Local News

Barber: 'Moral Monday' movement similar to civil rights movement

Posted January 18, 2015

Map Marker  Find News Near Me

— North Carolina NAACP President William Barber used the pulpit at Duke University Chapel Sunday to equate Martin Luther King Jr.’s civil rights efforts with the “Moral Monday” movement, saying the push for social equality is still needed.

"I believe we are possibly in the embryonic stages of a third reconstruction in America," said Barber, the keynote speaker at Duke’s MLK program. "And if we come together even the more, if we return to our fortresses as prisoners of hope, there's no telling what God is going to do."

More than 1,000 people were arrested during the weekly peaceful protests at the General Assembly over the past two years, where Barber and others have demonstrated their dissatisfaction with the Republican-led legislature.

Education funding, voting rights and the state's refusal to expand its Medicaid health insurance program for the poor were among many causes supporters turned out for. The protests, which involved signs and chants, would start outside the Legislative Building and end in the courtyard area outside the House and Senate chambers. Weekly turnout ranged from a few hundred to a few thousand.

Last year, a committee of lawmakers known as the Legislative Services Commission adjusted the building rules to address the "Moral Monday" protests. The rules were amended recently to allow State Capitol Police to designate specific areas of the courtyard rotunda area for specific uses.

Even with the new rules, the protests have the potential to make a difference, said Reginald Hodges of Durham, who attended Sunday’s event.

“If everyone comes together, white, black, Jews, Islam, Republican, Democrat, that everyone coming together can make a difference,” he said. “People will have to listen to what we say.”

During one “Moral Monday” protest last year, educators who came to demonstrate requested a meeting with Senate President Pro Tem Phil Berger – and got one. Both sides agreed to disagree on many issues after the hour-long conversation, but it was the first time a senior legislative leader met with movement members.

With lawmakers back in session, Barber said a mass "moral march" is in the works for February.

“Our agenda is clear,” he said. “Our partner organizations are more committed than ever.”


Please with your WRAL.com account to comment on this story. You also will need a Facebook account to comment.

Oldest First
View all
  • Edison Carter Jan 20, 2015
    user avatar

    Wow, the North Carolina racist crowd is out today! Carry on, bigots: It is you that makes this state an embarrassment to the rest of the country.

  • Realthoughts Jan 19, 2015

    No, Moral Monday is about special rights not civil rights.

  • delilahk2000 Jan 19, 2015

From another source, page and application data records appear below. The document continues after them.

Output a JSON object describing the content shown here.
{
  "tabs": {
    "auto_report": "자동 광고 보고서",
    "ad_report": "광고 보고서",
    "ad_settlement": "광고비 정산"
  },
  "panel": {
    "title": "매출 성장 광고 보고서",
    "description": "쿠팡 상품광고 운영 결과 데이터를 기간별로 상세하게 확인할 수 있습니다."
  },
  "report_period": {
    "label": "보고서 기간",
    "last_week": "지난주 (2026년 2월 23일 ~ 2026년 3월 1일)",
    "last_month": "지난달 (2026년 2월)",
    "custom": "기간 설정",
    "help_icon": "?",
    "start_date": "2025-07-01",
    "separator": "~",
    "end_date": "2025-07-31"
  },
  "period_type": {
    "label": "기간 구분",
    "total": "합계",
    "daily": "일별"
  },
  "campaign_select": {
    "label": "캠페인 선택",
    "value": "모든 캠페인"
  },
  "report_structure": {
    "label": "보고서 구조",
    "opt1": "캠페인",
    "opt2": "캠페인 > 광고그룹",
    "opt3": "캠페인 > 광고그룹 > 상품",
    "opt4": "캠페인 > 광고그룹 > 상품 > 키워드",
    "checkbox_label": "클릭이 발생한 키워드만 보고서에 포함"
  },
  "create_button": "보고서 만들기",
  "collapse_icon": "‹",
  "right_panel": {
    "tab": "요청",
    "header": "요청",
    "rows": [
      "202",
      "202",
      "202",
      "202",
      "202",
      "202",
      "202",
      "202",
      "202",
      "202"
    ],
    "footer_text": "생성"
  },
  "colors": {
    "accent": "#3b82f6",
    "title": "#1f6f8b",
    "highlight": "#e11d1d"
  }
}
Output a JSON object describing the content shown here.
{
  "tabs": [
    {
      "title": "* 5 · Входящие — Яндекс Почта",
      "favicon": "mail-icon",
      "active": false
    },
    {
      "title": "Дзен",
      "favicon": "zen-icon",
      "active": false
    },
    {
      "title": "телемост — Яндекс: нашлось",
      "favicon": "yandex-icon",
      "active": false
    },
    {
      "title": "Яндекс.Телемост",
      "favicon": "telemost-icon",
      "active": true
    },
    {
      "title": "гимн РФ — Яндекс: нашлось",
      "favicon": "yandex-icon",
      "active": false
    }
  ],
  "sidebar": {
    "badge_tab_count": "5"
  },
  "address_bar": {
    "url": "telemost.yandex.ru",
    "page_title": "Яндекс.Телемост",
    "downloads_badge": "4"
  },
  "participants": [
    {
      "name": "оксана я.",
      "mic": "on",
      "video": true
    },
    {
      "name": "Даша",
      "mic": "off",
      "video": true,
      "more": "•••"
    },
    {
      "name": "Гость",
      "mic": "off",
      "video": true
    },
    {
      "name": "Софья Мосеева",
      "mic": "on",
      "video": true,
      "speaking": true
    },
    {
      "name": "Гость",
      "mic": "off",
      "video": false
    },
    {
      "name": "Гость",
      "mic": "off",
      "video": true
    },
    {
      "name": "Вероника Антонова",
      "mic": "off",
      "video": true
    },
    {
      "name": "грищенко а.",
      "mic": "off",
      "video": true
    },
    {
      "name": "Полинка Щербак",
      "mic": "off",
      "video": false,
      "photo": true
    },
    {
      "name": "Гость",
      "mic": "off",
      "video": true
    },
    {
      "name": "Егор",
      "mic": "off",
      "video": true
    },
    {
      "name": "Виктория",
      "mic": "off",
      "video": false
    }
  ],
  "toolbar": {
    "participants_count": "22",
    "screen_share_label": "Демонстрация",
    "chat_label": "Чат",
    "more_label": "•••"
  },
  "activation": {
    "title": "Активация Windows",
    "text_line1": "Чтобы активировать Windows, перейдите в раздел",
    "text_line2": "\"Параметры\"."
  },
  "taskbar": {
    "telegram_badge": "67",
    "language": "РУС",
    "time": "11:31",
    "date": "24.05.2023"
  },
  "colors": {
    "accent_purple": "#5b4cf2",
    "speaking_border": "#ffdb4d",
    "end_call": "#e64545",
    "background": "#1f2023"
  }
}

    Barber,You are A joke..........Your moral Monday's are a joke in itself.........You do not even come close to what his marches were all about.......He would be ashamed at how some of you are using his name..............SO NO YOUR MONDAY'S ARE NOT LIKE HIS.......

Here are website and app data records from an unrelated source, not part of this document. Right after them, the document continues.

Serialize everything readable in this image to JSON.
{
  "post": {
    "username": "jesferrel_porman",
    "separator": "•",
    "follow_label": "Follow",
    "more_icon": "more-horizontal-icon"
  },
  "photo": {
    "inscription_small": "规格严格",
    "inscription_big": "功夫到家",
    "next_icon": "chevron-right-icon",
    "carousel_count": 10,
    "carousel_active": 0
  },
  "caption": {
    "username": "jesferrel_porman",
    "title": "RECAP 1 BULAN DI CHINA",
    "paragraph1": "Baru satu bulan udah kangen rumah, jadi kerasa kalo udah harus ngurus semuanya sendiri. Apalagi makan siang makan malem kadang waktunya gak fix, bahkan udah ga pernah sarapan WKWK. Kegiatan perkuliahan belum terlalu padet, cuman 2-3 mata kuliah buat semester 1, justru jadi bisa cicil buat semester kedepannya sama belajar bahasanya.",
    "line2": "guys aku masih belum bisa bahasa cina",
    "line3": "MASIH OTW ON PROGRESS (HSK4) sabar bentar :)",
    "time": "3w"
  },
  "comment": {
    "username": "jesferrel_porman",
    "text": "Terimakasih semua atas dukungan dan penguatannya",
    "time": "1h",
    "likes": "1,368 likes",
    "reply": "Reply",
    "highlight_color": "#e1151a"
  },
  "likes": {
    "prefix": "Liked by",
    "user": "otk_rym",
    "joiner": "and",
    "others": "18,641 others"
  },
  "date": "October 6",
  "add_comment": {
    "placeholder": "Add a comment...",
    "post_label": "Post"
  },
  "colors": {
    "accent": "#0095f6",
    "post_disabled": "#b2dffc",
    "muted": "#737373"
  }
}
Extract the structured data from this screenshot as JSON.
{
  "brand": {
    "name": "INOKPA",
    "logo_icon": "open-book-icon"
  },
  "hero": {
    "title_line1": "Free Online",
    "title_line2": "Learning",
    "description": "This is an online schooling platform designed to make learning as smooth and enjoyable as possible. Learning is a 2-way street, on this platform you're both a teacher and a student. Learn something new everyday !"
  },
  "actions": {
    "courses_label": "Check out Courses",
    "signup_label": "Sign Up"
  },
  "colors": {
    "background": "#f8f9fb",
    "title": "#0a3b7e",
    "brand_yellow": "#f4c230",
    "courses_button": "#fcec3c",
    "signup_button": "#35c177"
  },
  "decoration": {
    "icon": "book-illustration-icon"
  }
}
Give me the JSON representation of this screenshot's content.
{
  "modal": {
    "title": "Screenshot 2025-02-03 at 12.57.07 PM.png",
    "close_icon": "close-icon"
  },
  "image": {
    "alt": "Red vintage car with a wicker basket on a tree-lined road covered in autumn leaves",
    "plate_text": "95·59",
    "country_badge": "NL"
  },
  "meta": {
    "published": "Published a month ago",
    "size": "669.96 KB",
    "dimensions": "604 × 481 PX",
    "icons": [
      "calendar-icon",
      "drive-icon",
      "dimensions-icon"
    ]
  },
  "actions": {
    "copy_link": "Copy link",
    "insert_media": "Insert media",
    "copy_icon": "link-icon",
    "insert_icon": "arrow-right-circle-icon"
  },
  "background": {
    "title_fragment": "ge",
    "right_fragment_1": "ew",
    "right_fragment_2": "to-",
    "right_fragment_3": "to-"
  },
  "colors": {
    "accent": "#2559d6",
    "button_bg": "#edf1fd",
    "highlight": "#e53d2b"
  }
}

  • Jeffrey Derry Jan 19, 2015
    user avatar

    no no Reverend, your movement is about give me give me and entitlement, Dr King's fight was to right a moral wrong......big difference !

  • stymieindurham Jan 19, 2015

    If they would stop FEEDING him, he would stay away!!!

  • stymieindurham Jan 19, 2015

    Yet another disgrace at Duke.
    I retired from DUKE and will never again support DUKE nor Duke Athletics. Sorry--- buy,
    their liberalism has just gotten out of hande over the last 5-10 years.

  • MaxD Jan 19, 2015

    MLK is rolling in his grave

  • euimport1 Jan 19, 2015

    forget him!

  • sinenomine Jan 19, 2015

    The Moral Monday demonstrations have little if anything to do with the civil rights movement of the 1950s and '60s. Back then blacks could not travel freely in interstate commerce (at least in the South); they were routinely denied service at public restaurants, motels, and other facilities; it required the force of arms in some cases to enroll black students in schools or universities.

    The Moral Majority movement, on the other hand, was a case of Democrats being upset because, after a century of hegemony in North Carolina politics, they couldn't stand the fact that the other party was in control, for once, of the legislature and the governor's chair simultaneously. That kind of thing is OK for Democrats but not for Republicans; that was their beef.

  • simplylindsey2010 Jan 19, 2015

    Very, very well put TIMEWILLTELL. You have echoed the sentiments I have made many a time.